Of course Scripture is the only infallible rule of faith. But this particular way of appealing to Scripture is specious and fallacious. In the first place, it assumes that Calvinism is not Scriptural, an assumption which the Presbyterian Church has never granted. . . . Secondly, this kind of appeal to Scripture is only an appeal to Scripture as the reviser understands it. Scripture properly means the interpretation of Scripture; that is, the contents of Scripture as reached by human investigation and exegesis. Creeds, like commentaries, are Scripture studied and explained, and not the mere abstract and unexplained book as it lies on the counter of the Bible House. The infallible Word of God is expounded by the fallible mind of man, and hence the variety of expositions embodied in the denominational creeds. But every interpreter claims to have understood the Scriptures correctly, and, consequently, claims that his creed is Scriptural, and if so, that it is the infallible truth of God. The Arminian appeals to the Articles of Wesley as the rule of faith, because he believes them to be the true explanation of the inspired Bible. . . .
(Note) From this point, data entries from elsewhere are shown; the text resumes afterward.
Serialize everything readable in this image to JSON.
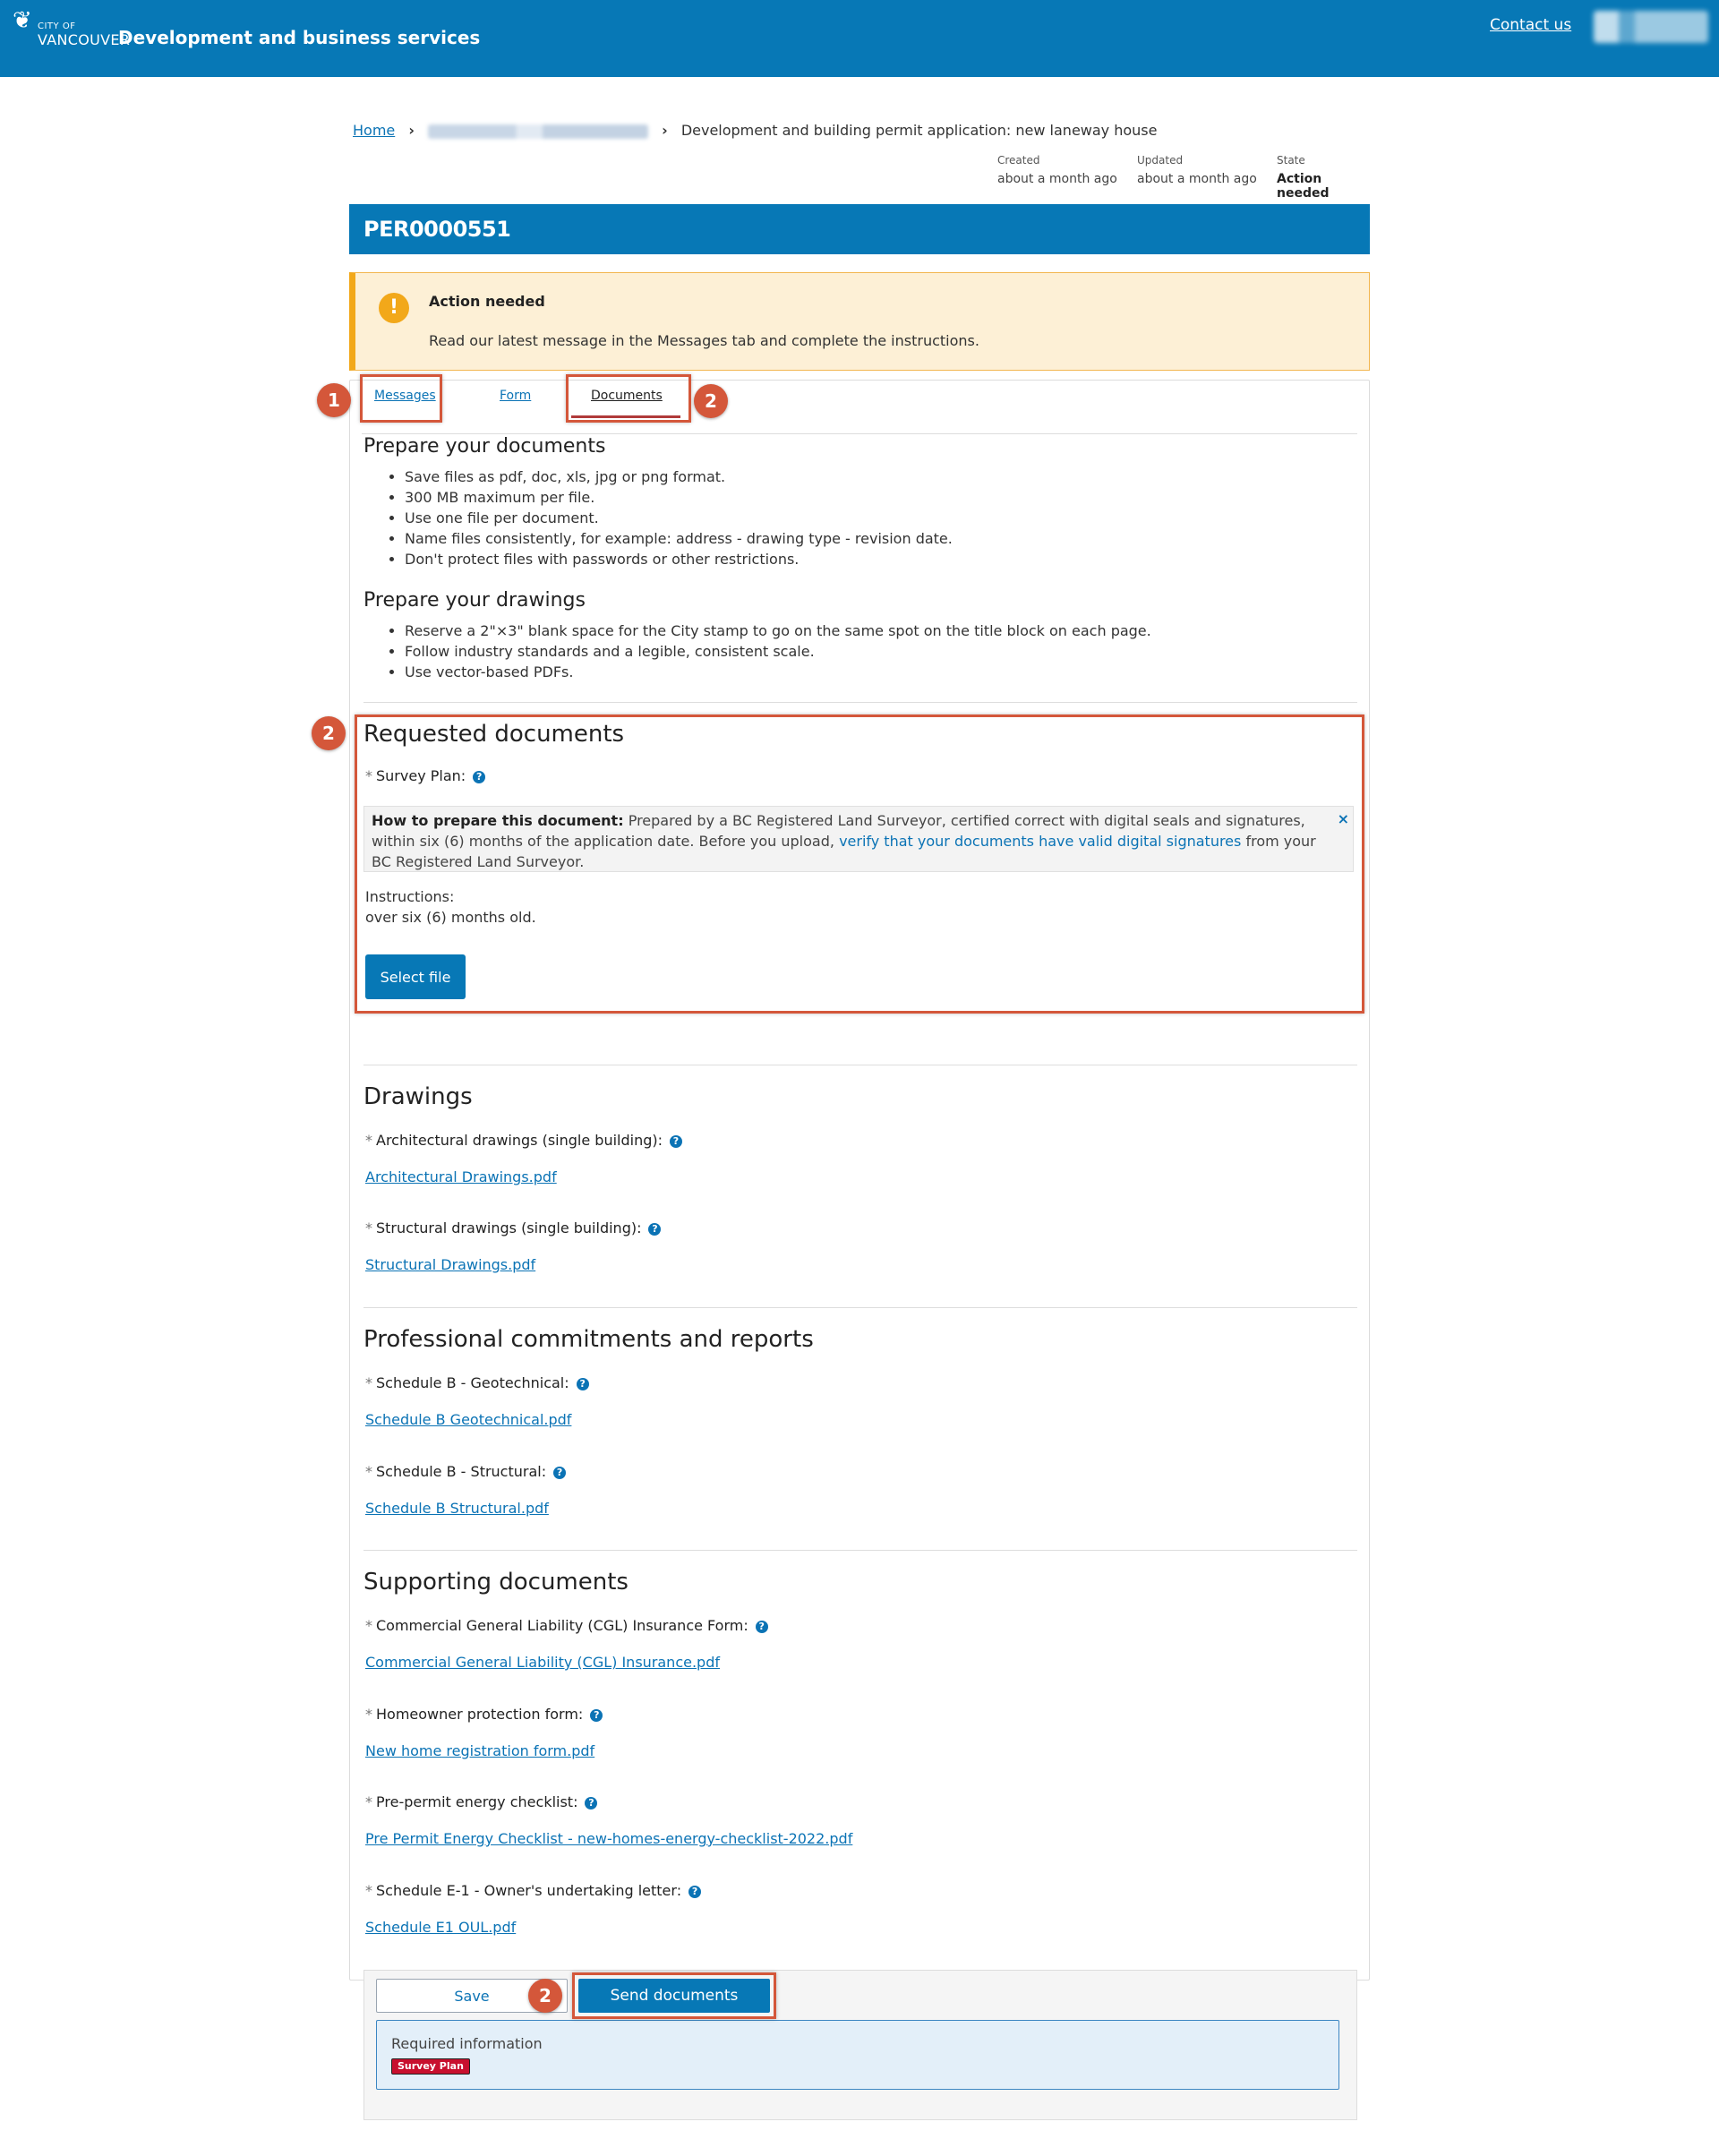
{
  "header": {
    "logo_city": "CITY OF",
    "logo_name": "VANCOUVER",
    "site_title": "Development and business services",
    "contact_label": "Contact us"
  },
  "breadcrumb": {
    "home": "Home",
    "current": "Development and building permit application: new laneway house"
  },
  "meta": {
    "created_label": "Created",
    "created_value": "about a month ago",
    "updated_label": "Updated",
    "updated_value": "about a month ago",
    "state_label": "State",
    "state_value": "Action needed"
  },
  "permit_id": "PER0000551",
  "alert": {
    "title": "Action needed",
    "message": "Read our latest message in the Messages tab and complete the instructions.",
    "icon": "exclamation-icon"
  },
  "tabs": [
    {
      "label": "Messages",
      "active": false
    },
    {
      "label": "Form",
      "active": false
    },
    {
      "label": "Documents",
      "active": true
    }
  ],
  "annotations": [
    "1",
    "2",
    "2",
    "2"
  ],
  "prepare_documents": {
    "heading": "Prepare your documents",
    "items": [
      "Save files as pdf, doc, xls, jpg or png format.",
      "300 MB maximum per file.",
      "Use one file per document.",
      "Name files consistently, for example: address - drawing type - revision date.",
      "Don't protect files with passwords or other restrictions."
    ]
  },
  "prepare_drawings": {
    "heading": "Prepare your drawings",
    "items": [
      "Reserve a 2\"×3\" blank space for the City stamp to go on the same spot on the title block on each page.",
      "Follow industry standards and a legible, consistent scale.",
      "Use vector-based PDFs."
    ]
  },
  "requested": {
    "heading": "Requested documents",
    "field_label": "Survey Plan:",
    "howto_label": "How to prepare this document:",
    "howto_text": "Prepared by a BC Registered Land Surveyor, certified correct with digital seals and signatures, within six (6) months of the application date. Before you upload,",
    "howto_link": "verify that your documents have valid digital signatures",
    "howto_tail": "from your BC Registered Land Surveyor.",
    "close_glyph": "×",
    "instructions_label": "Instructions:",
    "instructions_text": "over six (6) months old.",
    "select_label": "Select file"
  },
  "drawings": {
    "heading": "Drawings",
    "fields": [
      {
        "label": "Architectural drawings (single building):",
        "file": "Architectural Drawings.pdf"
      },
      {
        "label": "Structural drawings (single building):",
        "file": "Structural Drawings.pdf"
      }
    ]
  },
  "professional": {
    "heading": "Professional commitments and reports",
    "fields": [
      {
        "label": "Schedule B - Geotechnical:",
        "file": "Schedule B Geotechnical.pdf"
      },
      {
        "label": "Schedule B - Structural:",
        "file": "Schedule B Structural.pdf"
      }
    ]
  },
  "supporting": {
    "heading": "Supporting documents",
    "fields": [
      {
        "label": "Commercial General Liability (CGL) Insurance Form:",
        "file": "Commercial General Liability (CGL) Insurance.pdf"
      },
      {
        "label": "Homeowner protection form:",
        "file": "New home registration form.pdf"
      },
      {
        "label": "Pre-permit energy checklist:",
        "file": "Pre Permit Energy Checklist - new-homes-energy-checklist-2022.pdf"
      },
      {
        "label": "Schedule E-1 - Owner's undertaking letter:",
        "file": "Schedule E1 OUL.pdf"
      }
    ]
  },
  "required_marker": "*",
  "help_glyph": "?",
  "footer": {
    "save_label": "Save",
    "send_label": "Send documents",
    "required_title": "Required information",
    "required_tag": "Survey Plan"
  },
  "colors": {
    "header_blue": "#0778b6",
    "annotation_orange": "#d4573a",
    "alert_amber": "#f2a81a",
    "required_red": "#c8102e"
  }
}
The Calvinist appeals to the creeds of Heidelberg, Dort, and Westminster as the rule of faith, because he regards them as the accurate exegesis of the revealed Word of God. By the Bible these parties, as well as all others who appeal to the Bible, mean their understanding of the Bible. There is no such thing as that abstract Scripture to which the revisionist of whom we are speaking appeals; that is, Scripture apart from any and all interpretation of it. When, therefore, the advocate of revision demands that the Westminster Confession be conformed to Scripture , he means conformation to Scripture as he and those like him read and explain it. It is impossible to make abstract Scripture the rule of faith for either an individual or a denomination. No Christian body has ever subscribed to the Bible merely as a printed book. A person who should write his name on the blank leaf of the Bible and say that his doctrinal belief was between the covers, would convey no definite information as to his creed. (Shedd, Calvinism: Pure and Mixed, pp. 145-46)